sources of revenue were the federal govern-
ment, miscellaneous local sources and previ-
ous years' cash balances.
First and Fifth Years
A comparative analysis of the appropria-
tions of the first and fifth years of operation
reveals several differences. The fifth year of
operation required six per cent more for in-
structional purposes than in 1960-61. Slightly
more than two per cent of this increase was
for instructional salaries. The areas of admin-
istration and plant operation cost more in
1964-65 than in 1960-61. The area of capital
outlay was the only one to show a decrease.
This was due to the use of construction funds
for capital outlay expenditures in 1964-65.

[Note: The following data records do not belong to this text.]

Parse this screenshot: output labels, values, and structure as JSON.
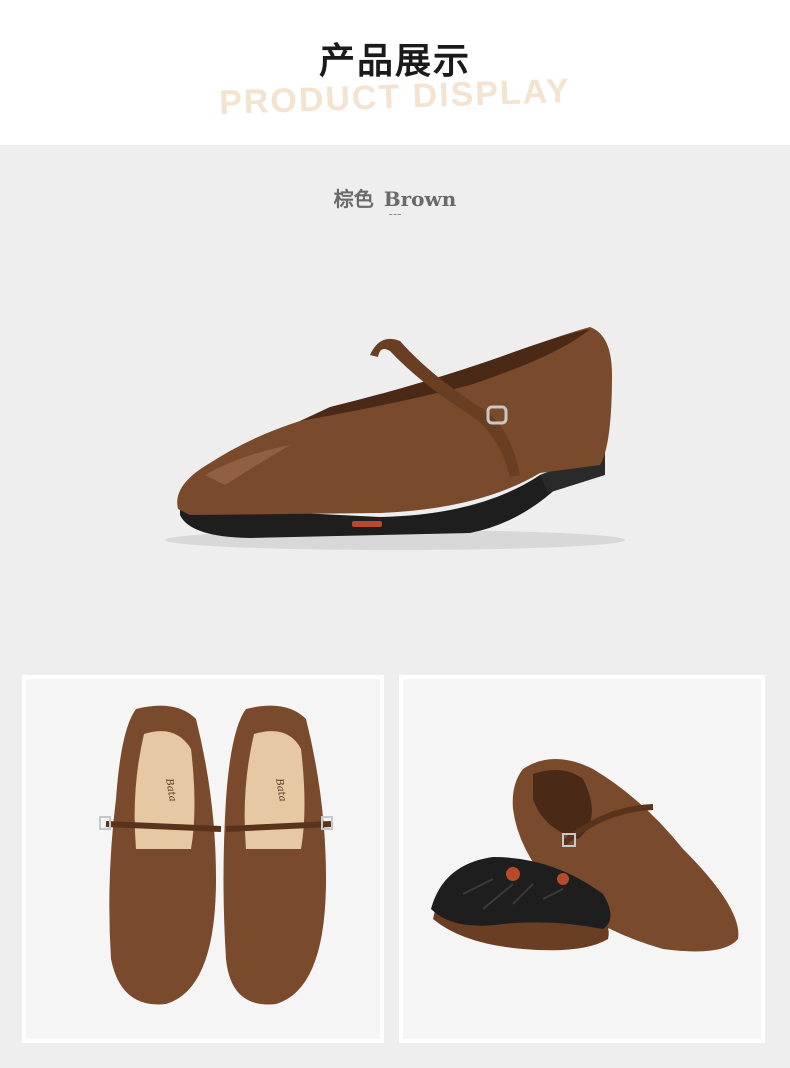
{
  "header": {
    "title": "产品展示",
    "subtitle": "PRODUCT DISPLAY"
  },
  "hero": {
    "color_zh": "棕色",
    "color_en": "Brown",
    "divider": "---",
    "image": "brown-mary-jane-flat-side-view"
  },
  "gallery": {
    "left_image": "brown-mary-jane-flats-top-view",
    "right_image": "brown-mary-jane-flats-sole-and-angle-view",
    "insole_brand": "Bata"
  },
  "colors": {
    "leather": "#7a4a2c",
    "leather_dark": "#5a331d",
    "insole": "#e6c9a3",
    "sole": "#1e1e1e",
    "accent_red": "#b84a2a"
  }
}
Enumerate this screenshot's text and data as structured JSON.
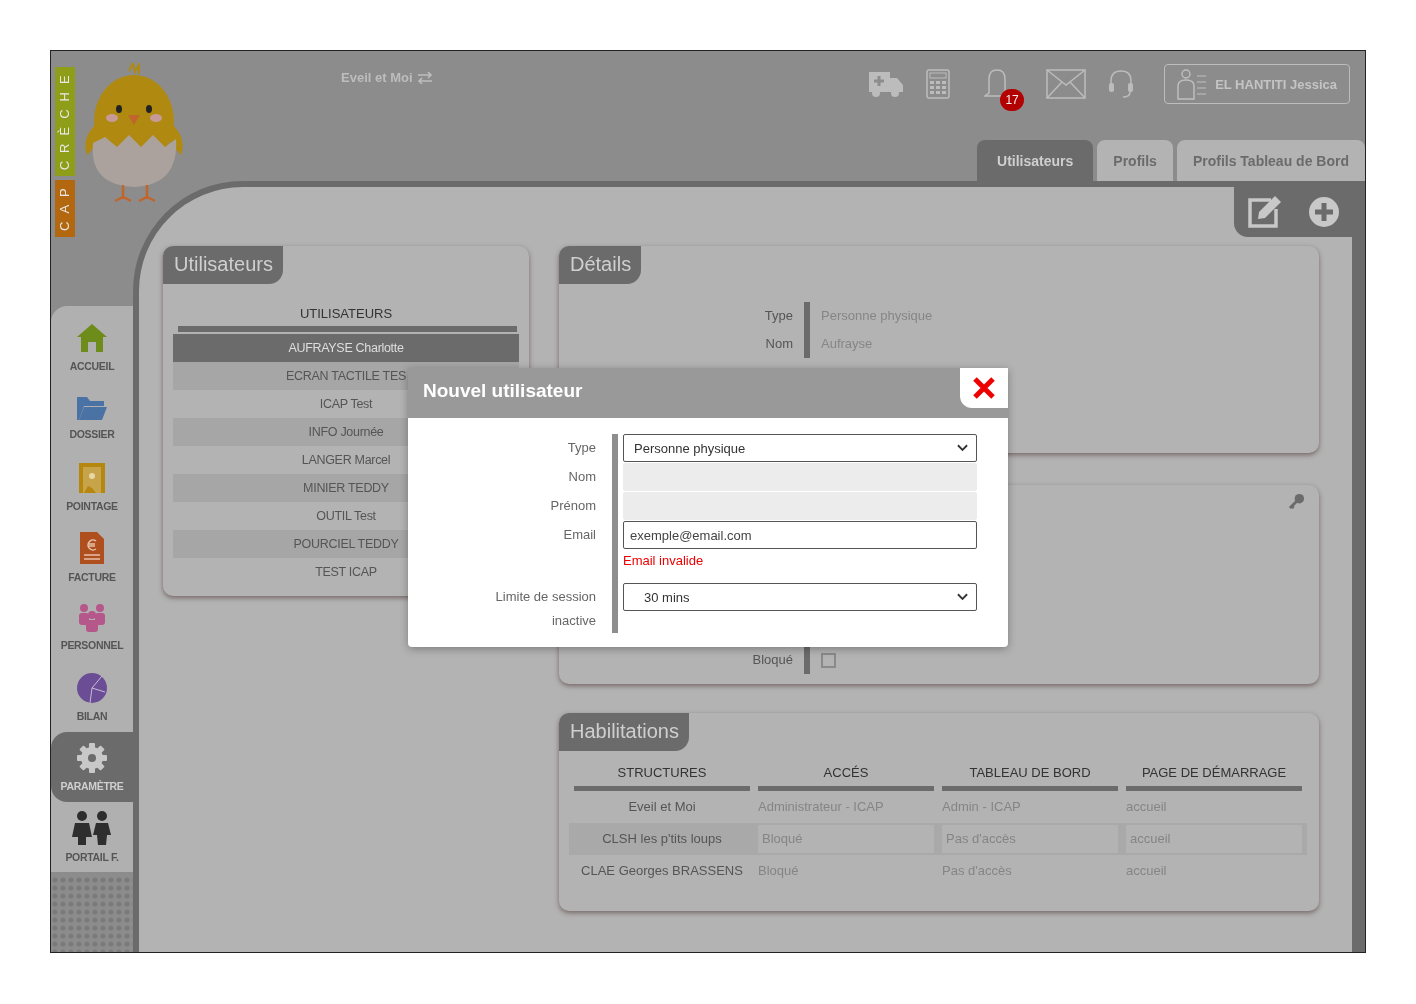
{
  "logo": {
    "words": [
      {
        "text": "CAP",
        "color": "#b3680f"
      },
      {
        "text": "CRÈCHE",
        "color": "#8e9e18"
      }
    ]
  },
  "header": {
    "structure": "Eveil et Moi",
    "notifications": "17",
    "user": "EL HANTITI Jessica"
  },
  "tabs": [
    {
      "label": "Utilisateurs",
      "selected": true
    },
    {
      "label": "Profils",
      "selected": false
    },
    {
      "label": "Profils Tableau de Bord",
      "selected": false
    }
  ],
  "sidebar": {
    "items": [
      {
        "label": "ACCUEIL",
        "kind": "home",
        "selected": false
      },
      {
        "label": "DOSSIER",
        "kind": "folder",
        "selected": false
      },
      {
        "label": "POINTAGE",
        "kind": "clock-in",
        "selected": false
      },
      {
        "label": "FACTURE",
        "kind": "invoice",
        "selected": false
      },
      {
        "label": "PERSONNEL",
        "kind": "staff",
        "selected": false
      },
      {
        "label": "BILAN",
        "kind": "report",
        "selected": false
      },
      {
        "label": "PARAMÈTRE",
        "kind": "settings",
        "selected": true
      },
      {
        "label": "PORTAIL F.",
        "kind": "family",
        "selected": false
      }
    ]
  },
  "users_panel": {
    "title": "Utilisateurs",
    "column": "UTILISATEURS",
    "rows": [
      {
        "name": "AUFRAYSE Charlotte",
        "selected": true
      },
      {
        "name": "ECRAN TACTILE TES",
        "selected": false
      },
      {
        "name": "ICAP Test",
        "selected": false
      },
      {
        "name": "INFO Journée",
        "selected": false
      },
      {
        "name": "LANGER Marcel",
        "selected": false
      },
      {
        "name": "MINIER TEDDY",
        "selected": false
      },
      {
        "name": "OUTIL Test",
        "selected": false
      },
      {
        "name": "POURCIEL TEDDY",
        "selected": false
      },
      {
        "name": "TEST ICAP",
        "selected": false
      }
    ]
  },
  "details_panel": {
    "title": "Détails",
    "fields": [
      {
        "label": "Type",
        "value": "Personne physique"
      },
      {
        "label": "Nom",
        "value": "Aufrayse"
      }
    ]
  },
  "account_panel": {
    "blocked": {
      "label": "Bloqué",
      "checked": false
    }
  },
  "habilitations": {
    "title": "Habilitations",
    "columns": [
      "STRUCTURES",
      "ACCÉS",
      "TABLEAU DE BORD",
      "PAGE DE DÉMARRAGE"
    ],
    "rows": [
      {
        "cells": [
          "Eveil et Moi",
          "Administrateur - ICAP",
          "Admin - ICAP",
          "accueil"
        ],
        "selected": false
      },
      {
        "cells": [
          "CLSH les p'tits loups",
          "Bloqué",
          "Pas d'accès",
          "accueil"
        ],
        "selected": true
      },
      {
        "cells": [
          "CLAE Georges BRASSENS",
          "Bloqué",
          "Pas d'accès",
          "accueil"
        ],
        "selected": false
      }
    ]
  },
  "modal": {
    "title": "Nouvel utilisateur",
    "fields": [
      {
        "label": "Type",
        "kind": "select",
        "value": "Personne physique"
      },
      {
        "label": "Nom",
        "kind": "text",
        "disabled": true
      },
      {
        "label": "Prénom",
        "kind": "text",
        "disabled": true
      },
      {
        "label": "Email",
        "kind": "text",
        "value": "exemple@email.com",
        "disabled": false,
        "error": "Email invalide"
      },
      {
        "label": "Limite de session inactive",
        "kind": "select",
        "value": "30 mins"
      }
    ]
  }
}
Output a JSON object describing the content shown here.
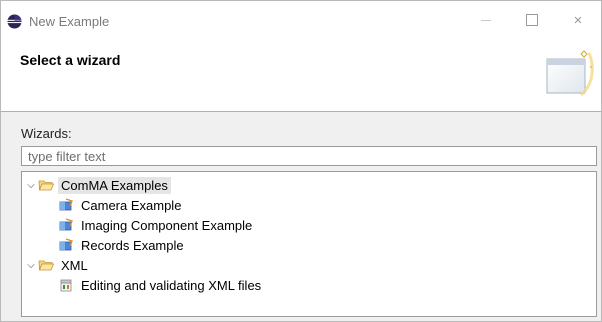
{
  "window": {
    "title": "New Example",
    "app_icon": "eclipse-icon",
    "controls": {
      "minimize": "minimize-icon",
      "maximize": "maximize-icon",
      "close_glyph": "×"
    }
  },
  "header": {
    "title": "Select a wizard",
    "banner_icon": "new-wizard-banner-icon"
  },
  "wizards": {
    "label": "Wizards:",
    "filter_placeholder": "type filter text",
    "filter_value": ""
  },
  "tree": [
    {
      "label": "ComMA Examples",
      "type": "folder",
      "expanded": true,
      "selected": true,
      "icon": "open-folder-icon",
      "children": [
        {
          "label": "Camera Example",
          "icon": "example-project-icon"
        },
        {
          "label": "Imaging Component Example",
          "icon": "example-project-icon"
        },
        {
          "label": "Records Example",
          "icon": "example-project-icon"
        }
      ]
    },
    {
      "label": "XML",
      "type": "folder",
      "expanded": true,
      "selected": false,
      "icon": "open-folder-icon",
      "children": [
        {
          "label": "Editing and validating XML files",
          "icon": "xml-example-icon"
        }
      ]
    }
  ],
  "colors": {
    "selection": "#e5e5e5",
    "folder": "#e8b84a",
    "example_blue": "#3a78c8",
    "example_orange": "#e08a2c"
  }
}
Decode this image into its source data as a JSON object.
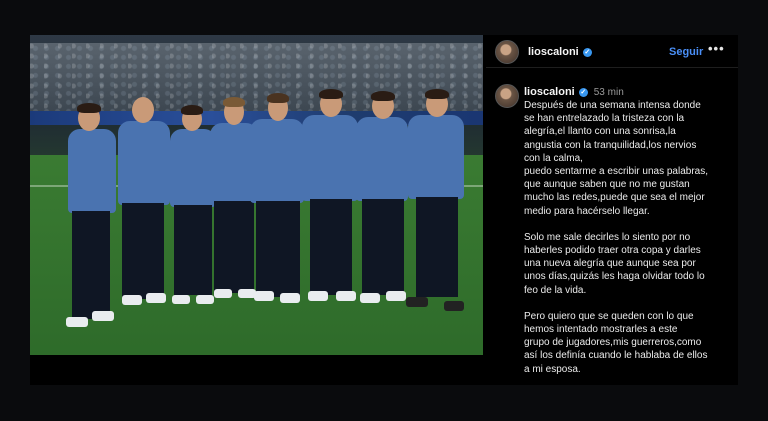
{
  "post": {
    "author": "lioscaloni",
    "follow_label": "Seguir",
    "more_label": "•••",
    "verified_glyph": "✓",
    "time_ago": "53 min",
    "caption": [
      "Después de una semana intensa donde\nse han entrelazado la tristeza con la\nalegría,el llanto con una sonrisa,la\nangustia con la tranquilidad,los nervios\ncon la calma,\npuedo sentarme a escribir unas palabras,\nque aunque saben que no me gustan\nmucho las redes,puede que sea el mejor\nmedio para hacérselo llegar.",
      "Solo me sale decirles lo siento por no\nhaberles podido traer otra copa y darles\nuna nueva alegría que aunque sea por\nunos días,quizás les haga olvidar todo lo\nfeo de la vida.",
      "Pero quiero que se queden con lo que\nhemos intentado mostrarles a este\ngrupo de jugadores,mis guerreros,como\nasí los definía cuando le hablaba de ellos\na mi esposa."
    ]
  },
  "colors": {
    "accent": "#4a8ff7",
    "verified": "#3897f0",
    "background": "#0a0b0d"
  },
  "icons": [
    "verified-badge-icon",
    "more-options-icon"
  ]
}
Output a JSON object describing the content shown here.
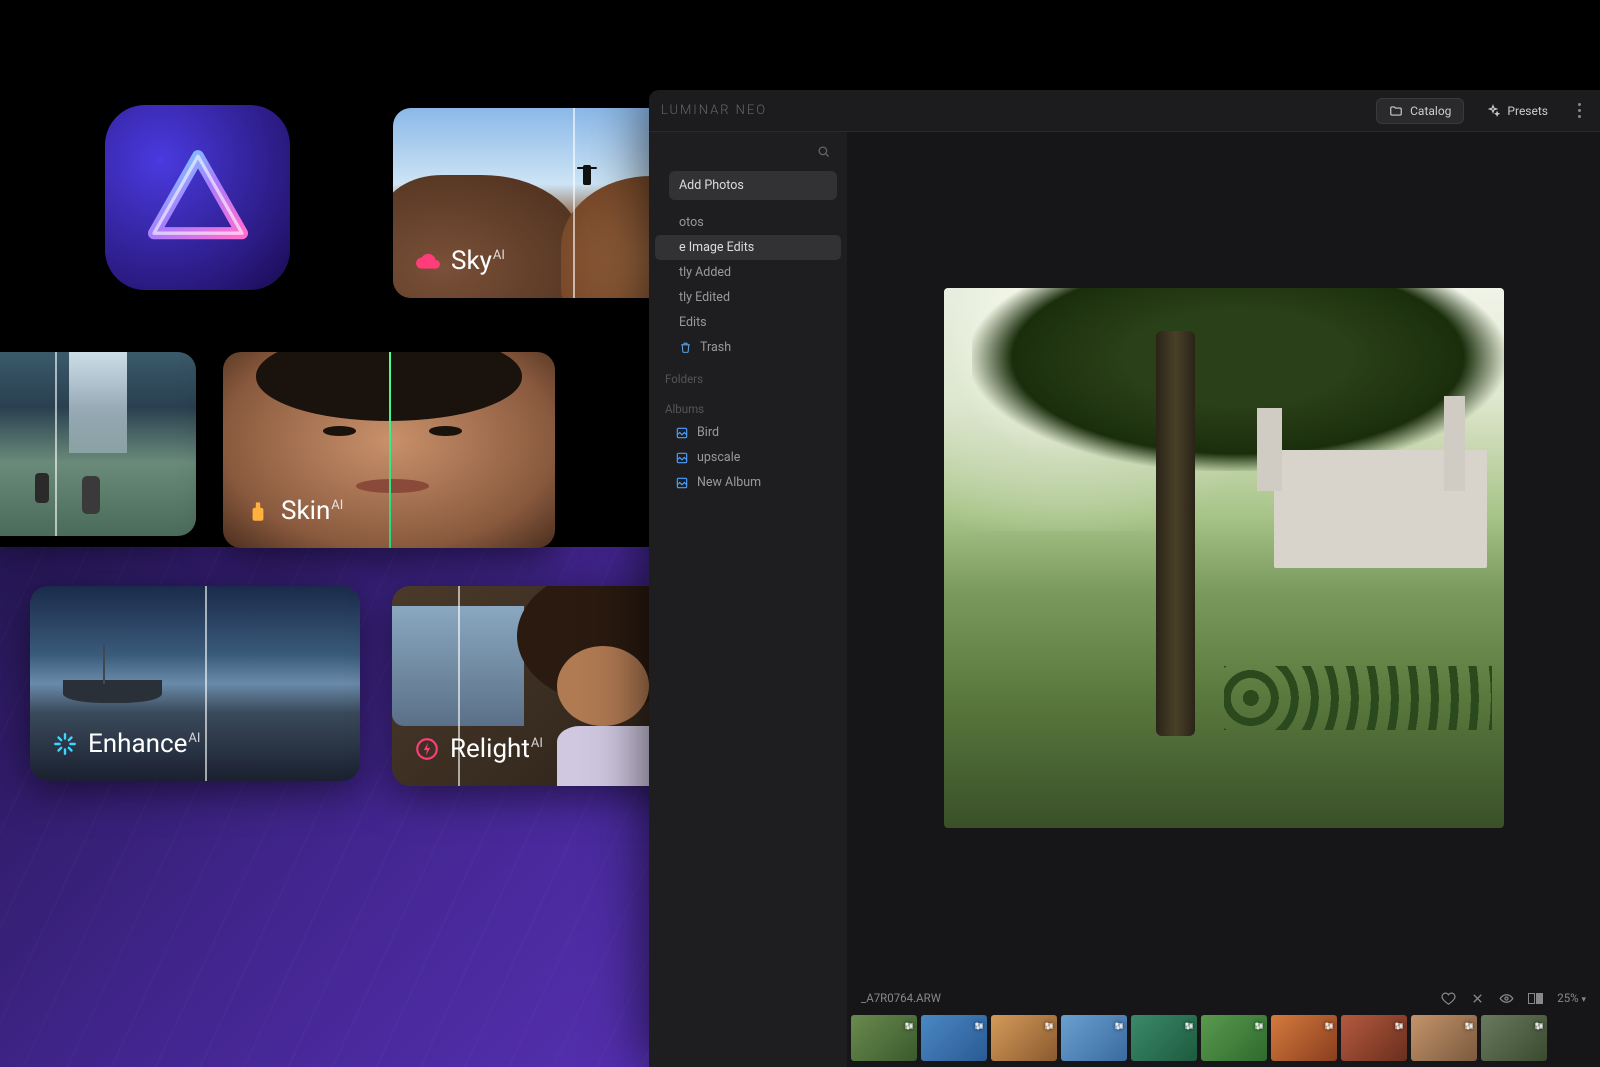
{
  "features": {
    "sky": {
      "label": "Sky",
      "superscript": "AI",
      "icon_color": "#ff3d7a"
    },
    "skin": {
      "label": "Skin",
      "superscript": "AI",
      "icon_color": "#ffb13d"
    },
    "enhance": {
      "label": "Enhance",
      "superscript": "AI",
      "icon_color": "#3dd6ff"
    },
    "relight": {
      "label": "Relight",
      "superscript": "AI",
      "icon_color": "#ff3d7a"
    }
  },
  "app": {
    "brand": "LUMINAR NEO",
    "header": {
      "catalog": "Catalog",
      "presets": "Presets"
    },
    "sidebar": {
      "add_photos": "Add Photos",
      "items": [
        {
          "label": "otos"
        },
        {
          "label": "e Image Edits",
          "selected": true
        },
        {
          "label": "tly Added"
        },
        {
          "label": "tly Edited"
        },
        {
          "label": "Edits"
        },
        {
          "label": "Trash",
          "icon": "trash"
        }
      ],
      "folders_header": "Folders",
      "albums_header": "Albums",
      "albums": [
        {
          "label": "Bird"
        },
        {
          "label": "upscale"
        },
        {
          "label": "New Album"
        }
      ]
    },
    "viewer": {
      "filename": "_A7R0764.ARW",
      "zoom": "25%",
      "thumbs": [
        {
          "color1": "#6a8a4e",
          "color2": "#3a5a2e"
        },
        {
          "color1": "#4a88c4",
          "color2": "#2a5a94"
        },
        {
          "color1": "#d49a5a",
          "color2": "#8a5a2e"
        },
        {
          "color1": "#6aa0d0",
          "color2": "#3a6aa0"
        },
        {
          "color1": "#3a8a6a",
          "color2": "#1e5a3e"
        },
        {
          "color1": "#5a9a4e",
          "color2": "#2e6a2e"
        },
        {
          "color1": "#d47a3e",
          "color2": "#8a3e1e"
        },
        {
          "color1": "#b45a3e",
          "color2": "#6a2e1e"
        },
        {
          "color1": "#c4946a",
          "color2": "#7a5a3e"
        },
        {
          "color1": "#6a7a5e",
          "color2": "#3a4a2e"
        }
      ]
    }
  }
}
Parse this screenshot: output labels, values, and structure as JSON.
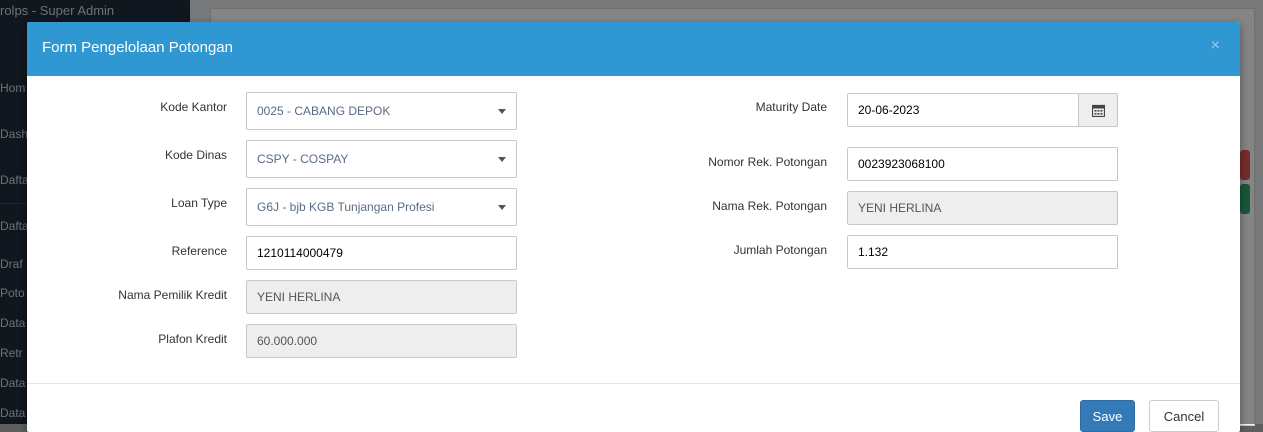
{
  "background": {
    "app_title": "rolps - Super Admin",
    "nav_items": [
      "Hom",
      "Dash",
      "Dafta",
      "Dafta",
      "Draf",
      "Poto",
      "Data",
      "Retr",
      "Data",
      "Data"
    ]
  },
  "modal": {
    "title": "Form Pengelolaan Potongan",
    "close_icon": "×",
    "left": {
      "kode_kantor": {
        "label": "Kode Kantor",
        "value": "0025 - CABANG DEPOK"
      },
      "kode_dinas": {
        "label": "Kode Dinas",
        "value": "CSPY - COSPAY"
      },
      "loan_type": {
        "label": "Loan Type",
        "value": "G6J - bjb KGB Tunjangan Profesi"
      },
      "reference": {
        "label": "Reference",
        "value": "1210114000479"
      },
      "nama_pemilik": {
        "label": "Nama Pemilik Kredit",
        "value": "YENI HERLINA"
      },
      "plafon": {
        "label": "Plafon Kredit",
        "value": "60.000.000"
      }
    },
    "right": {
      "maturity_date": {
        "label": "Maturity Date",
        "value": "20-06-2023"
      },
      "nomor_rek": {
        "label": "Nomor Rek. Potongan",
        "value": "0023923068100"
      },
      "nama_rek": {
        "label": "Nama Rek. Potongan",
        "value": "YENI HERLINA"
      },
      "jumlah": {
        "label": "Jumlah Potongan",
        "value": "1.132"
      }
    },
    "footer": {
      "save_label": "Save",
      "cancel_label": "Cancel"
    }
  },
  "colors": {
    "header": "#2f97d1",
    "save_button": "#337ab7"
  }
}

Perhaps the most significant finding con-
cerns the per cent of the appropriations for
all salaries. In 1960-61 almost eighty-one per
cent had been expended for salary purposes.
By 1964-65 this had increased to eighty-six
per cent. After the allocation for salaries had
been established, only nineteen per cent in
1960-61 and fourteen per cent in 1964-65 of
the appropriation remained for operational
expenses. This is much lower than the
amount normally budgeted by institutions of
COMPARISON OF REVENUE FOR THE YEARS 1960-61 AND 1964-65
County (School Board)
Local — Student Fees
Previous Year's Balance
JOE B. RUSHING
the man behind the idea
There is no power like the power of an idea whose time has come.
The idea for a junior college in Broward
County became a reality in 1960. To insure
success, the Advisory Committee chose a
man who was perfectly suited to be
Joe Rushing was one of the few men in
the country to earn his doctorate in college
administration. By 1960 he had established a
reputation as an idea man. Over five years
have passed since he began planning the
Junior College of Broward County.
Ninety days after he became president
the first students enrolled for classes. This
was only the beginning. Joe Rushing faced
many problems as president of a new college
and was able to overcome most of them.
The reasons for his success are many. His
exceptional administrative ability and fore-
sight are two. The carefully-fashioned master
plan and wise selection of top professionals
are also important factors.
By the time he resigned in 1965 to be-
come president of a new junior college
district in Fort Worth, Texas, Joe Rushing had
established a pattern of excellence for the
An idea is important, but it takes a man
to breathe life into it. With Joe Rushing be-
hind the idea of the Junior College of Brow-
ard County, the five-year story had to be
On December 1, 1965, the Junior College
of Broward County was fully accredited by
the Southern Association of Colleges and
Schools. This marked a milestone in its de-
velopment—one that took over five years
The story does not end here. The College
is a dynamic institution which cannot pause
too long for retrospection. It must move
ahead. By 1970, ten thousand students are
expected to attend the fourteen-million dol-
lar institution. Naturally, improvements in
quality must accompany the quantitative
growth. There are still many exciting plans to
be made and problems to overcome in the
history of the College.
However, this backward glance was
necessary in order to understand future de-
velopments, for there is "no way of judging
the future but by the past."
nf if mm COUNTY